> _Data to process_:

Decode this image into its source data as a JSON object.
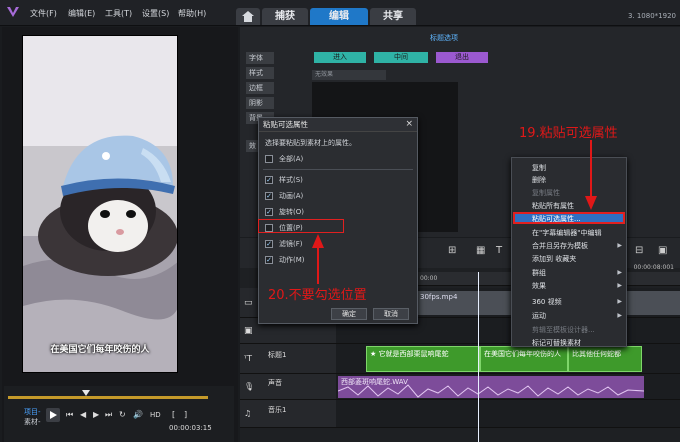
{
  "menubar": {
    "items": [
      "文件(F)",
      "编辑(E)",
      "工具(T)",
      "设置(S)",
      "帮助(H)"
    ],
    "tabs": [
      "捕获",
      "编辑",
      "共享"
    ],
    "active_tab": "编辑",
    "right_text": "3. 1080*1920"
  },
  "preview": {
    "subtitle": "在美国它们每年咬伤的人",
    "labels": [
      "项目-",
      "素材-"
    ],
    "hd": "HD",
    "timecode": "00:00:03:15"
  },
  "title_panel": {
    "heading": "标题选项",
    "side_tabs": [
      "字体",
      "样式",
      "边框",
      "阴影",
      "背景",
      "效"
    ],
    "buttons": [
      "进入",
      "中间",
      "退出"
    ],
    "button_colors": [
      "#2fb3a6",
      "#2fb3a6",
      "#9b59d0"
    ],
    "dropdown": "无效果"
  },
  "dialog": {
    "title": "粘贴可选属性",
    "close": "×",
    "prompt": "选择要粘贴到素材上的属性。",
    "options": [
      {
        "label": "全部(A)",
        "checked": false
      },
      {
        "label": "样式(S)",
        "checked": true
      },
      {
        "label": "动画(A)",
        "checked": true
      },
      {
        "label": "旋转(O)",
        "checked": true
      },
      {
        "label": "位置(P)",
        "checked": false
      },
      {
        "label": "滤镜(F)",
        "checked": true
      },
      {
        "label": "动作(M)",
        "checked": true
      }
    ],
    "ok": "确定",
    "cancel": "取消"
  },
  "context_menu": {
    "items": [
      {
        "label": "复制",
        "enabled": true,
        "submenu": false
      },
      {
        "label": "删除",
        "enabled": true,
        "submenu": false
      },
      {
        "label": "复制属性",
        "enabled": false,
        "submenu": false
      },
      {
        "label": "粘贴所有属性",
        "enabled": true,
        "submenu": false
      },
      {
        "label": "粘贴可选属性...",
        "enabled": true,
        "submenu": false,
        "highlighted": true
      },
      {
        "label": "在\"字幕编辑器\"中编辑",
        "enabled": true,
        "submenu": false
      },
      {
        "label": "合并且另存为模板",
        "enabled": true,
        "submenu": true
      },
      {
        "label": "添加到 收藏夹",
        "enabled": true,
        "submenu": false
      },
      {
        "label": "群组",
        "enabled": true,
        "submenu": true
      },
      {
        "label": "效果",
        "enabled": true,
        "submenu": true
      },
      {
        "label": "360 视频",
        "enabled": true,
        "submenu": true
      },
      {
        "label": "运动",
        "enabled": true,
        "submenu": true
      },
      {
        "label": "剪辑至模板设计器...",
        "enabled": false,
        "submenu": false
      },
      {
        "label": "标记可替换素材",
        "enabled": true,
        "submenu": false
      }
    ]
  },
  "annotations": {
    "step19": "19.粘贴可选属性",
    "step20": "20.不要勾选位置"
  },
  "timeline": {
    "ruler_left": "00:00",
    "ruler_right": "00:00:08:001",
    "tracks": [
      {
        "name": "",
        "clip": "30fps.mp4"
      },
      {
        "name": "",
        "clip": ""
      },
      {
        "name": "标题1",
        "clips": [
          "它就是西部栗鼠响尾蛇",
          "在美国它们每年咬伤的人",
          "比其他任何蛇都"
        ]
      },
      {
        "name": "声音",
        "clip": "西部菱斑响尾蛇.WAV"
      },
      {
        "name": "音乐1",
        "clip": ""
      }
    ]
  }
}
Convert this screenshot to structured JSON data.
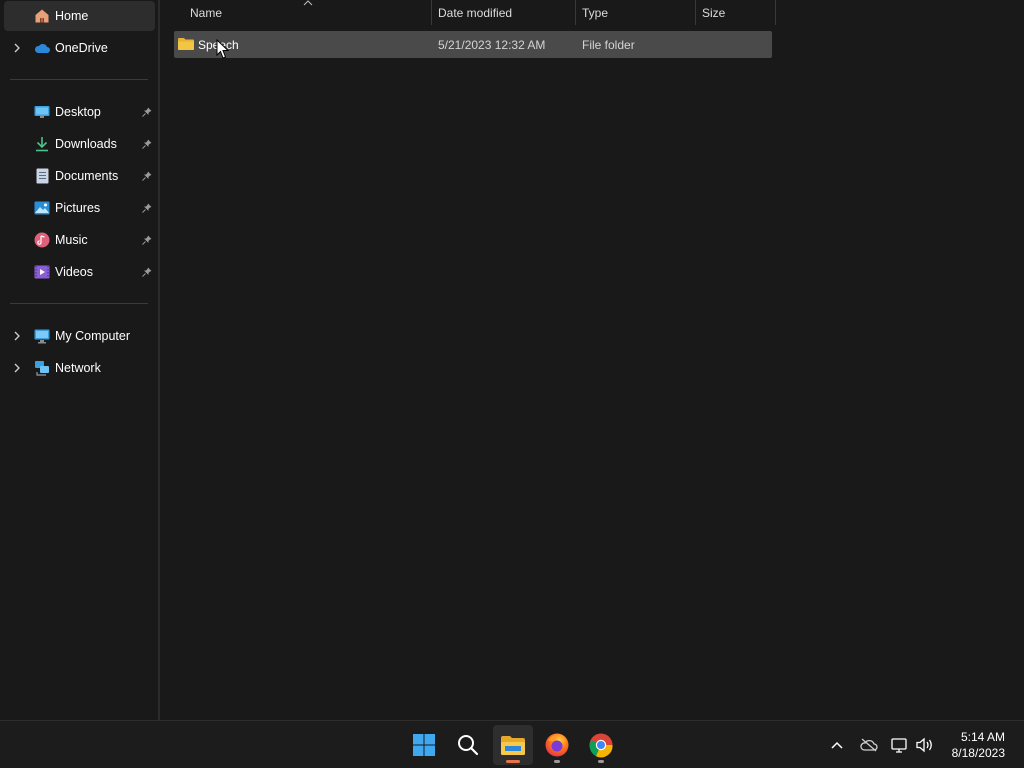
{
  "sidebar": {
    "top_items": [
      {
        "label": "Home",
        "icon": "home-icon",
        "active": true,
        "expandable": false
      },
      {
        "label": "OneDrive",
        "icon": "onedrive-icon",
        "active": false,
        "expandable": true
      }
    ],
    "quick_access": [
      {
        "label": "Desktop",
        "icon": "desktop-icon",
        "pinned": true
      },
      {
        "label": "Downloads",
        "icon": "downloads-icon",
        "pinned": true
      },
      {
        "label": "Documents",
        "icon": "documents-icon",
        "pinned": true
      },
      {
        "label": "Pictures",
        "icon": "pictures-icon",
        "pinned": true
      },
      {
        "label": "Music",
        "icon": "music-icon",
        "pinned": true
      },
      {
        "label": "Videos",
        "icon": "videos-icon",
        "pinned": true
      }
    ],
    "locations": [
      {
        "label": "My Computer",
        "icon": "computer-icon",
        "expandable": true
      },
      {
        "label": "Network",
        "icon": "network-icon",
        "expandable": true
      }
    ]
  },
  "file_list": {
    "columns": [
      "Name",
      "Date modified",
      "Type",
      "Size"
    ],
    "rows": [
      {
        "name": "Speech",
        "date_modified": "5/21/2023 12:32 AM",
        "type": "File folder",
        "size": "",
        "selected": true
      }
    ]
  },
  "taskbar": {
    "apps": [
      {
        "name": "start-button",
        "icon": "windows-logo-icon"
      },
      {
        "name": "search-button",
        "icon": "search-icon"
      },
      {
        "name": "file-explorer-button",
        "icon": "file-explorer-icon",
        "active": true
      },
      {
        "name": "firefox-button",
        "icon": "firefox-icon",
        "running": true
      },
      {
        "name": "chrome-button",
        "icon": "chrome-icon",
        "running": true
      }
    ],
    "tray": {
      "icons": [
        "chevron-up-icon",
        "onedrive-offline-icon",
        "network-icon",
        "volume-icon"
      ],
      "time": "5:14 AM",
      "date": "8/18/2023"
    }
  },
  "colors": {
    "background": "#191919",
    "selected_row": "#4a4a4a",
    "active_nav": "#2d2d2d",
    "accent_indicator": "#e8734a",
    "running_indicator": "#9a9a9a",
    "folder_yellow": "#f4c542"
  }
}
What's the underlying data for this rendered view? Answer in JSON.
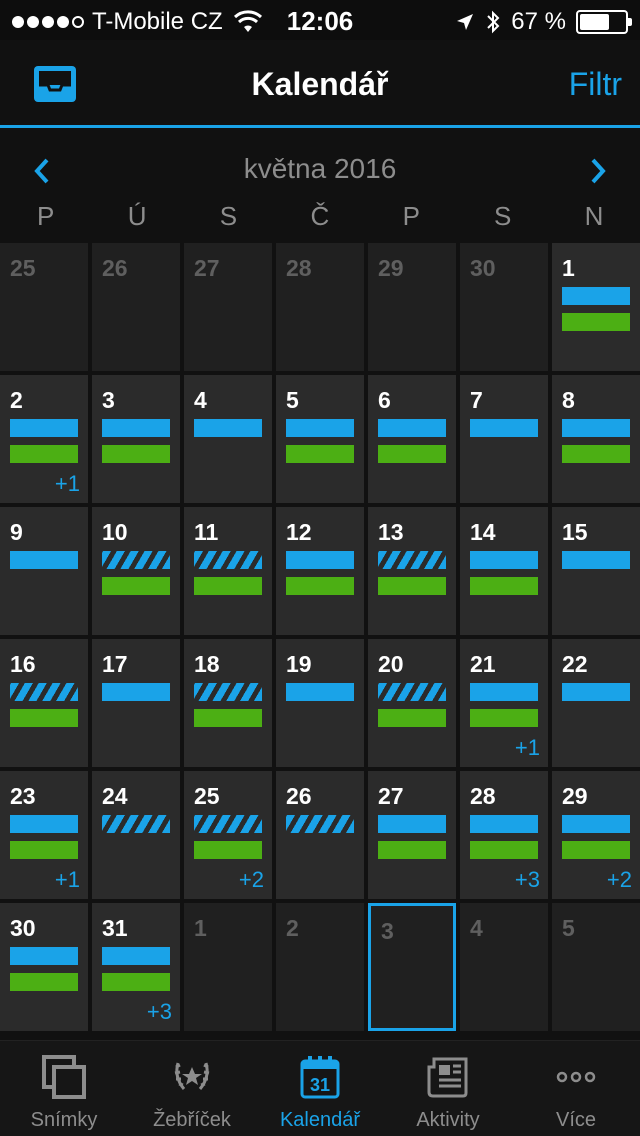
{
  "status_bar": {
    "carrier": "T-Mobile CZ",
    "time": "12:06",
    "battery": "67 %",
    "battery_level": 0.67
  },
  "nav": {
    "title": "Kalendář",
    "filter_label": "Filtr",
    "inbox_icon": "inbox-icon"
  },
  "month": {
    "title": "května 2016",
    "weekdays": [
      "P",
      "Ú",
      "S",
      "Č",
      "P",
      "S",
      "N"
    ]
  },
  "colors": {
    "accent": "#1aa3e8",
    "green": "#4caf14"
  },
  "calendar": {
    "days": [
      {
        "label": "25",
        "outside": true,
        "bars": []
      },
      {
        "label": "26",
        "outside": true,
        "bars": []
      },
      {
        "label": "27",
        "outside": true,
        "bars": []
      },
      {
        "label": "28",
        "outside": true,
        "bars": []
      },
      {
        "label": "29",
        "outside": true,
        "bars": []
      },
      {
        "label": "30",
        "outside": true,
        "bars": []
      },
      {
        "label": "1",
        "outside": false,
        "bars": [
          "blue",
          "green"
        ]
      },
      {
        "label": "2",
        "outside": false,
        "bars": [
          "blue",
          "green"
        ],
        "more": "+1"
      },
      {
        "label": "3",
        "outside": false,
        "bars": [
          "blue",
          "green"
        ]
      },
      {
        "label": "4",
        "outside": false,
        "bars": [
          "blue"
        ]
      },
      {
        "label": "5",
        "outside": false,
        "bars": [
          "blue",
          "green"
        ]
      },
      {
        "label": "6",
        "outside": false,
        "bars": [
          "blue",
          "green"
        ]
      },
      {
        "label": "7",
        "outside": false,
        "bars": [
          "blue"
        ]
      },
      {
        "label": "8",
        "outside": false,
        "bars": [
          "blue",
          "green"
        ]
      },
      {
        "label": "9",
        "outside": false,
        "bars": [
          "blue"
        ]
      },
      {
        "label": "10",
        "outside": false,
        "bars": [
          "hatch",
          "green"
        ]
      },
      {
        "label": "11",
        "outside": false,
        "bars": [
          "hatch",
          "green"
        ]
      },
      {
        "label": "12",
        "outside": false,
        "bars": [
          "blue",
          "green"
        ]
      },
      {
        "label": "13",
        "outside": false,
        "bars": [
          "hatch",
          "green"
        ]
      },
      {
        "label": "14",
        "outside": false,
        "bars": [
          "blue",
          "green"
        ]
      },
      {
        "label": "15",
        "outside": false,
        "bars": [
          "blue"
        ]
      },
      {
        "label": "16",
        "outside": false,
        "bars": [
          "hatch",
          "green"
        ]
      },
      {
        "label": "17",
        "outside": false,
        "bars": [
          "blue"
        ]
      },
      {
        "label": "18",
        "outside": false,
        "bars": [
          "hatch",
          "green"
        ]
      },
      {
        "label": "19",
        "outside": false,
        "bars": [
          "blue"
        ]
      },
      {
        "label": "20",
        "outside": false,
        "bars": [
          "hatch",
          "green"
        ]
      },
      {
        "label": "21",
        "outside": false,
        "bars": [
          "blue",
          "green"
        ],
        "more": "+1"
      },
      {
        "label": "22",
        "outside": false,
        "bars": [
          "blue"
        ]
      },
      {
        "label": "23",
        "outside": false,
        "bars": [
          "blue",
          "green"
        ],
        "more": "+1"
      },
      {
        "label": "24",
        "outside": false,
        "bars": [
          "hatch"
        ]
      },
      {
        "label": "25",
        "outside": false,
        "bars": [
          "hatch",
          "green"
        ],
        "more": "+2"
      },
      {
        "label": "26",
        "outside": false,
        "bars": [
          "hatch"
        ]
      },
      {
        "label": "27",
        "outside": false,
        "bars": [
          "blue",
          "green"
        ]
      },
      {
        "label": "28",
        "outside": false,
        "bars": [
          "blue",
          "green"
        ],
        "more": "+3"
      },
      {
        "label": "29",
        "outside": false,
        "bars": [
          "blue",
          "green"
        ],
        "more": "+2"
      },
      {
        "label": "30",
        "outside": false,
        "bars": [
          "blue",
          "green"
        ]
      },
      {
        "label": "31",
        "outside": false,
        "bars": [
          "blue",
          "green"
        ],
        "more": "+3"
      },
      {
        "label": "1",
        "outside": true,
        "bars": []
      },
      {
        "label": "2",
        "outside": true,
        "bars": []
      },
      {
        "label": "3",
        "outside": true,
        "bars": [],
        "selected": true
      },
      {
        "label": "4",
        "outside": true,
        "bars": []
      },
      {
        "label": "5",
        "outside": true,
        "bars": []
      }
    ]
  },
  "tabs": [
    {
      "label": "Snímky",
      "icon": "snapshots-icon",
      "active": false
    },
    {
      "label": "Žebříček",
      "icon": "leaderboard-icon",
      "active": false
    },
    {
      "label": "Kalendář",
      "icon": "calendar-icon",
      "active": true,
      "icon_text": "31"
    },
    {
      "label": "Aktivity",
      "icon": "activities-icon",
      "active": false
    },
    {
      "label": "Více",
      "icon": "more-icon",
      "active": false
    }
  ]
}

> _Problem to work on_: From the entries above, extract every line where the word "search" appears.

> _Output of the exercise_:
        "name": "search-button",
        "icon": "search-icon"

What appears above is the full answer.